Posted November 17, 2010 by 1KnonOCoKhet in Media

Ads for Women’s Arousal Oil Rejected

Ever heard of Zestra? It is an essential arousal oil to help women who experience sexual difficulty. The company describes it as a botanical aphrodisiac. It is likely that you’ve never heard about this product, not because you are uninterested, but because you are not surrounded by advertisements for it.

Not every man uses Viagra or Levitra, because not all men have erectile dysfunction, but we all know the products well and what they are capable of. They are advertised on television, radio and internet often. Viagra is even a household name. So what’s the big difference between Viagra for men and Zestra for women?

The creators of Zestra, Rachel Bran Scherl and Mery Jaensch, who are the founders of Semprae Laboratories, say it is a double standard. They have faced countless obstacles in an effort to advertise their product for the thousands of women who might benefit from it.

The San Francisco Chronicle reported on the product earlier this week. Read a section of the article below:

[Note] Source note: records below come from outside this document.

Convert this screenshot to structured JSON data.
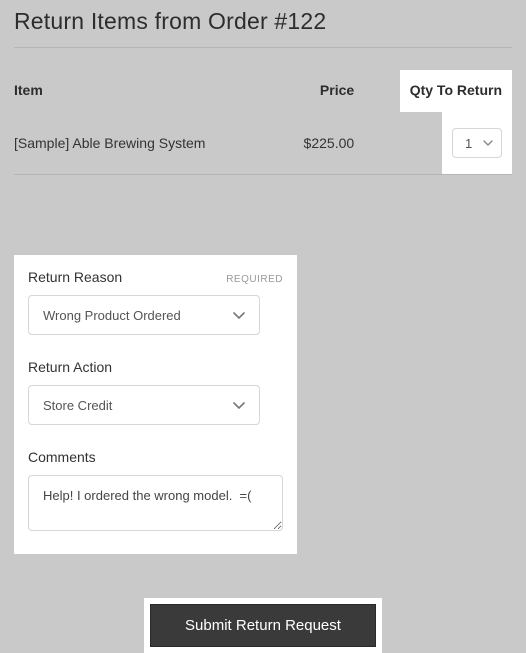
{
  "page": {
    "title": "Return Items from Order #122"
  },
  "table": {
    "headers": {
      "item": "Item",
      "price": "Price",
      "qty": "Qty To Return"
    },
    "rows": [
      {
        "name": "[Sample] Able Brewing System",
        "price": "$225.00",
        "qty": "1"
      }
    ]
  },
  "form": {
    "reason": {
      "label": "Return Reason",
      "required": "REQUIRED",
      "value": "Wrong Product Ordered"
    },
    "action": {
      "label": "Return Action",
      "value": "Store Credit"
    },
    "comments": {
      "label": "Comments",
      "value": "Help! I ordered the wrong model.  =("
    },
    "submit": "Submit Return Request"
  }
}
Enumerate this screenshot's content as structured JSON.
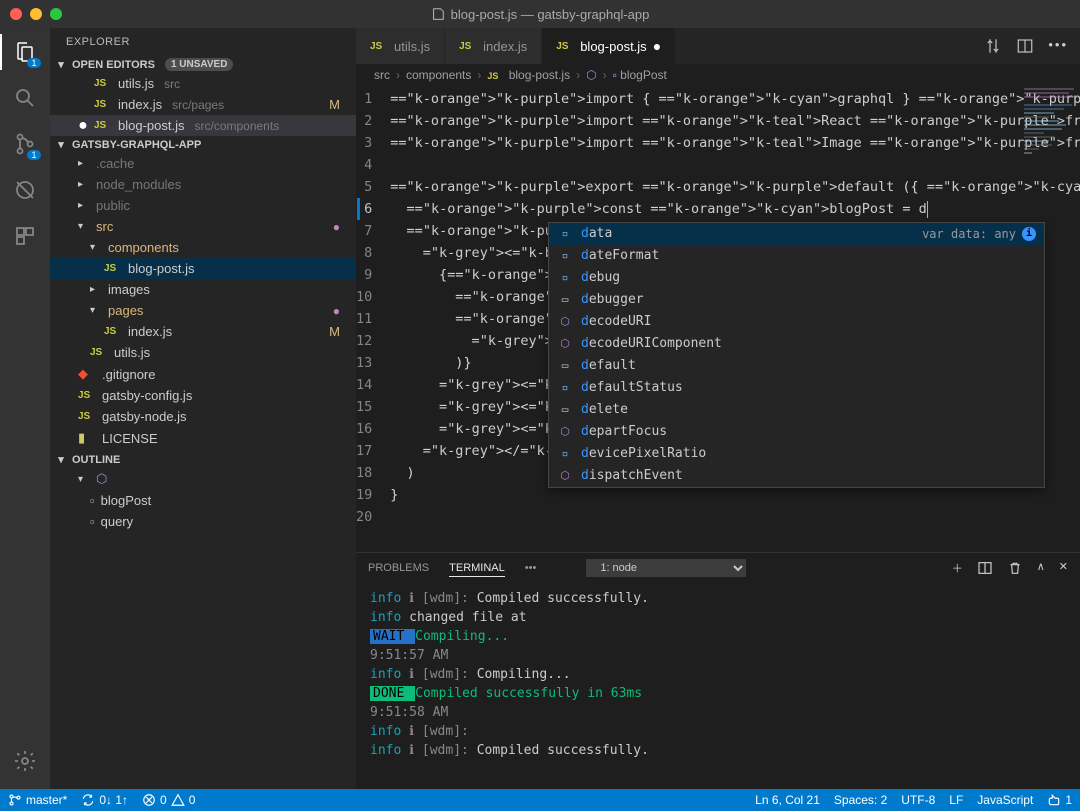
{
  "window": {
    "title": "blog-post.js — gatsby-graphql-app"
  },
  "activity": {
    "explorer_badge": "1",
    "scm_badge": "1"
  },
  "sidebar": {
    "title": "EXPLORER",
    "open_editors_label": "OPEN EDITORS",
    "unsaved_label": "1 UNSAVED",
    "open_editors": [
      {
        "name": "utils.js",
        "path": "src",
        "modified": ""
      },
      {
        "name": "index.js",
        "path": "src/pages",
        "modified": "M"
      },
      {
        "name": "blog-post.js",
        "path": "src/components",
        "modified": "",
        "dot": true,
        "active": true
      }
    ],
    "project_label": "GATSBY-GRAPHQL-APP",
    "tree": [
      {
        "t": "folder",
        "l": ".cache",
        "d": 0,
        "dim": true,
        "open": false
      },
      {
        "t": "folder",
        "l": "node_modules",
        "d": 0,
        "dim": true,
        "open": false
      },
      {
        "t": "folder",
        "l": "public",
        "d": 0,
        "dim": true,
        "open": false
      },
      {
        "t": "folder",
        "l": "src",
        "d": 0,
        "open": true,
        "dot": true
      },
      {
        "t": "folder",
        "l": "components",
        "d": 1,
        "open": true
      },
      {
        "t": "js",
        "l": "blog-post.js",
        "d": 2,
        "hl": true
      },
      {
        "t": "folder",
        "l": "images",
        "d": 1,
        "open": false
      },
      {
        "t": "folder",
        "l": "pages",
        "d": 1,
        "open": true,
        "dot": true
      },
      {
        "t": "js",
        "l": "index.js",
        "d": 2,
        "m": "M"
      },
      {
        "t": "js",
        "l": "utils.js",
        "d": 1
      },
      {
        "t": "file",
        "l": ".gitignore",
        "d": 0,
        "icon": "git"
      },
      {
        "t": "js",
        "l": "gatsby-config.js",
        "d": 0
      },
      {
        "t": "js",
        "l": "gatsby-node.js",
        "d": 0
      },
      {
        "t": "file",
        "l": "LICENSE",
        "d": 0,
        "icon": "lic"
      }
    ],
    "outline_label": "OUTLINE",
    "outline": [
      {
        "l": "<function>",
        "d": 0,
        "icon": "cube",
        "open": true
      },
      {
        "l": "blogPost",
        "d": 1,
        "icon": "var"
      },
      {
        "l": "query",
        "d": 1,
        "icon": "var"
      }
    ]
  },
  "tabs": [
    {
      "label": "utils.js",
      "active": false
    },
    {
      "label": "index.js",
      "active": false
    },
    {
      "label": "blog-post.js",
      "active": true,
      "modified": true
    }
  ],
  "breadcrumbs": [
    "src",
    "components",
    "blog-post.js",
    "<function>",
    "blogPost"
  ],
  "code": {
    "current_line": 6,
    "lines": [
      "import { graphql } from \"gatsby\"",
      "import React from \"react\"",
      "import Image from \"gatsby-image\"",
      "",
      "export default ({ data }) => {",
      "  const blogPost = d",
      "  return (",
      "    <div>",
      "      {blogP",
      "        blog",
      "        blog",
      "          <I",
      "        )}",
      "      <h1>{b",
      "      <div>P",
      "      <div d",
      "    </div>",
      "  )",
      "}",
      ""
    ]
  },
  "suggest": {
    "detail": "var data: any",
    "items": [
      {
        "l": "data",
        "k": "var",
        "sel": true
      },
      {
        "l": "dateFormat",
        "k": "var"
      },
      {
        "l": "debug",
        "k": "var"
      },
      {
        "l": "debugger",
        "k": "kw"
      },
      {
        "l": "decodeURI",
        "k": "func"
      },
      {
        "l": "decodeURIComponent",
        "k": "func"
      },
      {
        "l": "default",
        "k": "kw"
      },
      {
        "l": "defaultStatus",
        "k": "var"
      },
      {
        "l": "delete",
        "k": "kw"
      },
      {
        "l": "departFocus",
        "k": "func"
      },
      {
        "l": "devicePixelRatio",
        "k": "var"
      },
      {
        "l": "dispatchEvent",
        "k": "func"
      }
    ]
  },
  "panel": {
    "tabs": {
      "problems": "PROBLEMS",
      "terminal": "TERMINAL"
    },
    "select": "1: node",
    "lines": [
      {
        "seg": [
          [
            "info",
            "info"
          ],
          [
            "dim",
            " ℹ [wdm]: "
          ],
          [
            "",
            "Compiled successfully."
          ]
        ]
      },
      {
        "seg": [
          [
            "info u",
            "info"
          ],
          [
            "",
            " changed file at"
          ]
        ]
      },
      {
        "seg": [
          [
            "wait",
            " WAIT "
          ],
          [
            "green",
            "  Compiling..."
          ]
        ]
      },
      {
        "seg": [
          [
            "dim",
            "9:51:57 AM"
          ]
        ]
      },
      {
        "seg": [
          [
            "",
            ""
          ]
        ]
      },
      {
        "seg": [
          [
            "info",
            "info"
          ],
          [
            "dim",
            " ℹ [wdm]: "
          ],
          [
            "",
            "Compiling..."
          ]
        ]
      },
      {
        "seg": [
          [
            "done",
            " DONE "
          ],
          [
            "green",
            "  Compiled successfully in 63ms"
          ]
        ]
      },
      {
        "seg": [
          [
            "dim",
            "9:51:58 AM"
          ]
        ]
      },
      {
        "seg": [
          [
            "",
            ""
          ]
        ]
      },
      {
        "seg": [
          [
            "info",
            "info"
          ],
          [
            "dim",
            " ℹ [wdm]:"
          ]
        ]
      },
      {
        "seg": [
          [
            "info",
            "info"
          ],
          [
            "dim",
            " ℹ [wdm]: "
          ],
          [
            "",
            "Compiled successfully."
          ]
        ]
      }
    ]
  },
  "status": {
    "branch": "master*",
    "sync": "0↓ 1↑",
    "errors": "0",
    "warnings": "0",
    "cursor": "Ln 6, Col 21",
    "spaces": "Spaces: 2",
    "encoding": "UTF-8",
    "eol": "LF",
    "lang": "JavaScript",
    "feedback": "1"
  }
}
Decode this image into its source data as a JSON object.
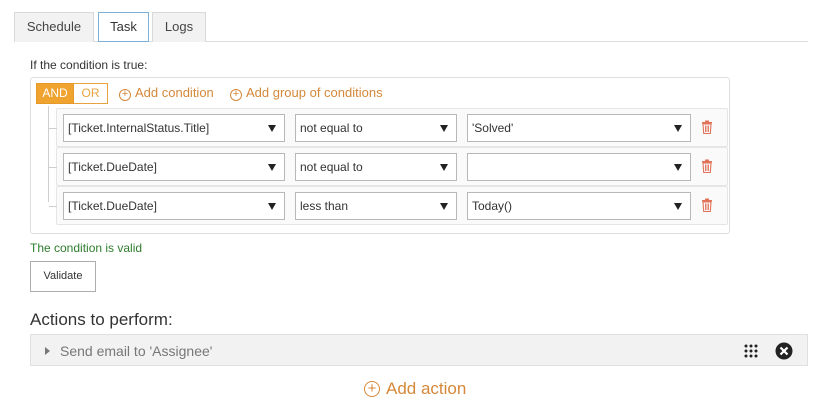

    …Many networks and some websites have declined the company’s ads; a few will air them during the daytime, and others only after midnight. There is no nudity, sex, or mention of body parts, unlike ads for men’s products referring to ‘erections lasting more than four hours.

    The most frequent answer we get is, ‘We don’t advertise your category,’ ” Scherl said. “To which we say, ‘What is the category? Because if it’s sexual enjoyment, you clearly cover that category. If it’s female enjoyment, you clearly don’t.’ And when you ask for information as to what we would need to change so they would clear the ad for broadcast, they give you very little direction. … And yet they have no problem showing ads for Viagra and other men’s drugs. Why?”…

    The oil has been featured on TV shows such as “Rachael Ray,” “The Tyra Banks Show,” and “Dr. Oz” and ABC’s “Nightline,” even though the network would allow a Zestra ad only during the late-night “Jimmy Kimmel” show, Scherl said.

    A spokeswoman for Oxygen network, which accepted the ad from midnight to 4 a.m. and during “Bad Girls Club” and “Snapped,” declined to specify what was objectionable about the ad during other daytime programming, citing client confidentiality.

    Facebook initially ran an ad, but took it down and declined to run it again and WebMD.com declined to run ads, said Scherl…

    Said Rita Melendez, associate professor of sexuality studies at San Francisco State University: “If they really can’t run these ads, it’s telling women they are not – or should not be – in control of their desire, or that there is something shameful about their sexual desire, and that has huge implications for their ability to control pregnancy, partner abuse and sexual health. You’re putting something so core to women in the realm of male control, or at least outside of female control…”

Some may be taken aback by the idea of a product to enhance a woman’s sexual experience but it’s just as alarming as an incompetent man. With age, things happens.

The disturbing part is that the good ‘ol double standard keeps Rachel and Mary from being able to advertise to their target audience.

Despite this, Zestra still sells well which says a lot for the thousands of women, post-childbirth and post-menopause, who seek this product on their own.

Follow SelenaBailey on Twitter!